■ **Website and app data records**:
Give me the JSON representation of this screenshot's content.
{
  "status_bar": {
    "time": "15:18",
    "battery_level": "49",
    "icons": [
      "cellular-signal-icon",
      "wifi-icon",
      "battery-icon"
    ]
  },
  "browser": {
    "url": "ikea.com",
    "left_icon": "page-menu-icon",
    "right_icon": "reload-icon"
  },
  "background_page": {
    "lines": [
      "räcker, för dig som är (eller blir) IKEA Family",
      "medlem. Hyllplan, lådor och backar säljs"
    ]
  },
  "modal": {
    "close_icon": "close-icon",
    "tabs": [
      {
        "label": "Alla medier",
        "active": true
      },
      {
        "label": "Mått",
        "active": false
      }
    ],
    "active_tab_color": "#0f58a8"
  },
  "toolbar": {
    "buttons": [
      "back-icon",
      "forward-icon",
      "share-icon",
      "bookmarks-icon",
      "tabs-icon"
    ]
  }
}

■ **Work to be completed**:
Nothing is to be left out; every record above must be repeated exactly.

■ **Written solution**:
Give me the JSON representation of this screenshot's content.
{
  "status_bar": {
    "time": "15:18",
    "battery_level": "49",
    "icons": [
      "cellular-signal-icon",
      "wifi-icon",
      "battery-icon"
    ]
  },
  "browser": {
    "url": "ikea.com",
    "left_icon": "page-menu-icon",
    "right_icon": "reload-icon"
  },
  "background_page": {
    "lines": [
      "räcker, för dig som är (eller blir) IKEA Family",
      "medlem. Hyllplan, lådor och backar säljs"
    ]
  },
  "modal": {
    "close_icon": "close-icon",
    "tabs": [
      {
        "label": "Alla medier",
        "active": true
      },
      {
        "label": "Mått",
        "active": false
      }
    ],
    "active_tab_color": "#0f58a8"
  },
  "toolbar": {
    "buttons": [
      "back-icon",
      "forward-icon",
      "share-icon",
      "bookmarks-icon",
      "tabs-icon"
    ]
  }
}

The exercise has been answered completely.